Earlier on Monday, during the early stages of his address, Makhura said that at least a million people settled in Gauteng from other provinces between 2011 and 2016, putting pressure on service delivery and job opportunities in the province.
He said an average of 200 000 people moved into Gauteng each year, putting pressure on “jobs, housing, health, education and other life supporting infrastructure”.
He also said that service delivery protests have decreased in the past 12 months due to the introduction of a new service delivery model called Ntirhisano in Gauteng.
Makhura said that this service delivery model has seen the prevalence of protests decrease from 21% to 15% in the past 12 months and was acknowledged by the Municipal IQ Monitor as a model that “addresses grievances of protesting communities before they spiral into violence [and] deserves keen attention, especially with the preliminary signs that levels of violent protest may be receding”.

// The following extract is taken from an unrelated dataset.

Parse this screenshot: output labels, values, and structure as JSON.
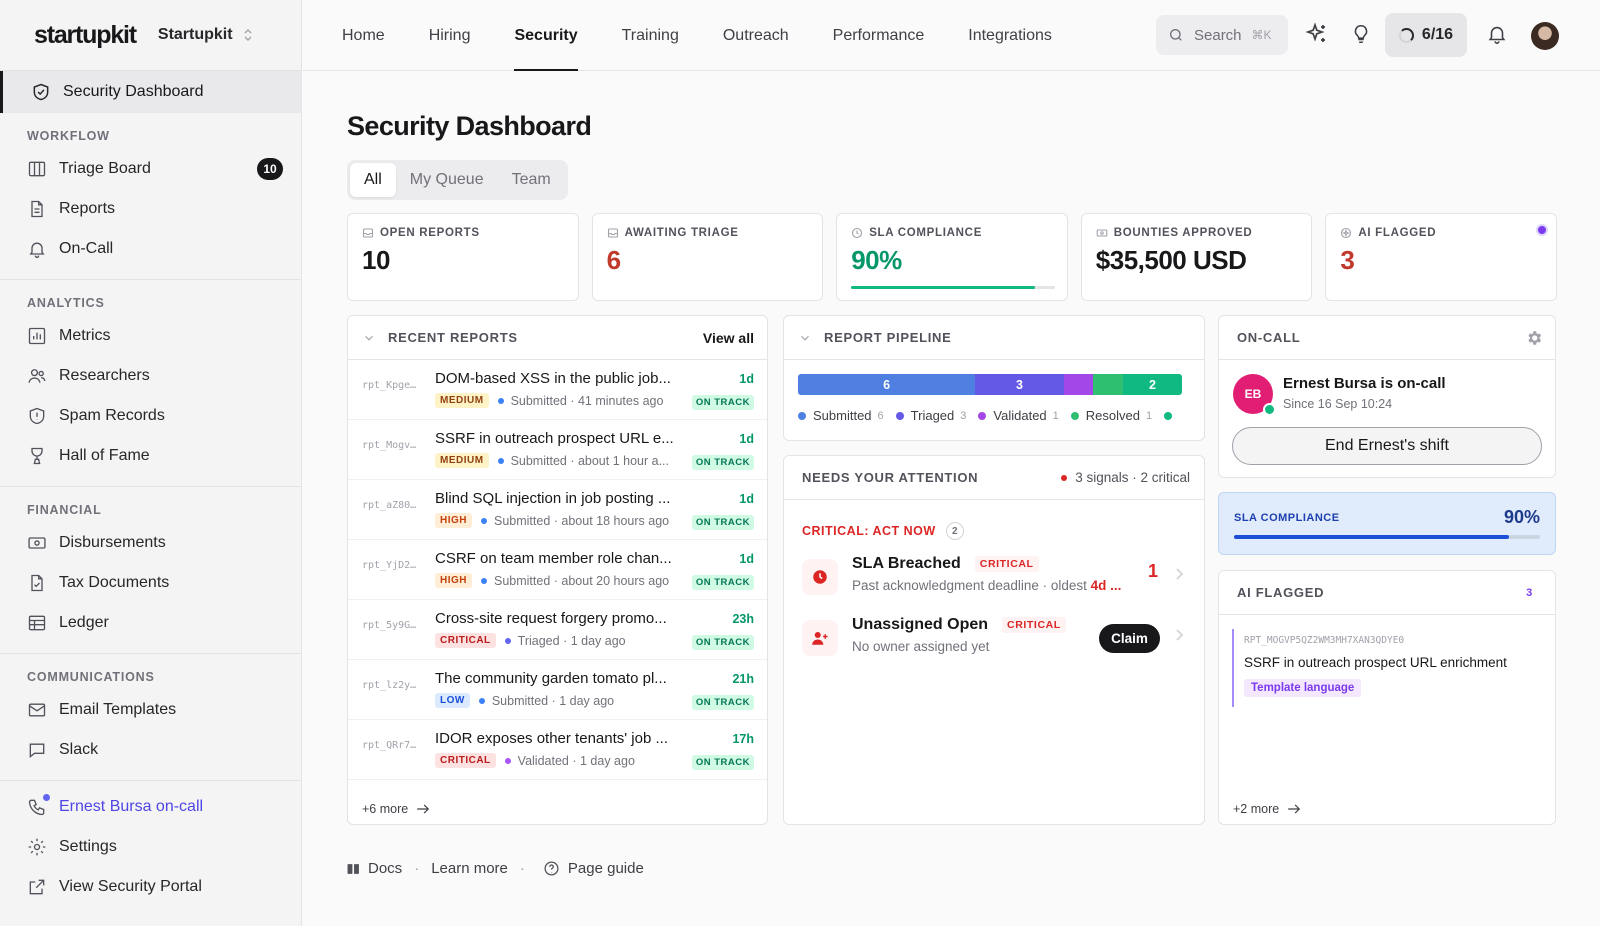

Makhura also said e-tolls affected Gauteng motorists who were unable to pay their e-toll bills because they could not afford them, and not because they were defying government. He said: “Affordability is the issue, not civil defiance”.
Makhura added that despite deputy president Cyril Ramaphosa’s announcement in 2015 that tariffs would be halved for most categories of vehicles in terms of a new tariff structure, this would not eradicate public dissatisfaction with e-tolls.
Opposition parties and organisations such as the Congress of South African Trade Unions had vowed to continue boycotting e-tolls.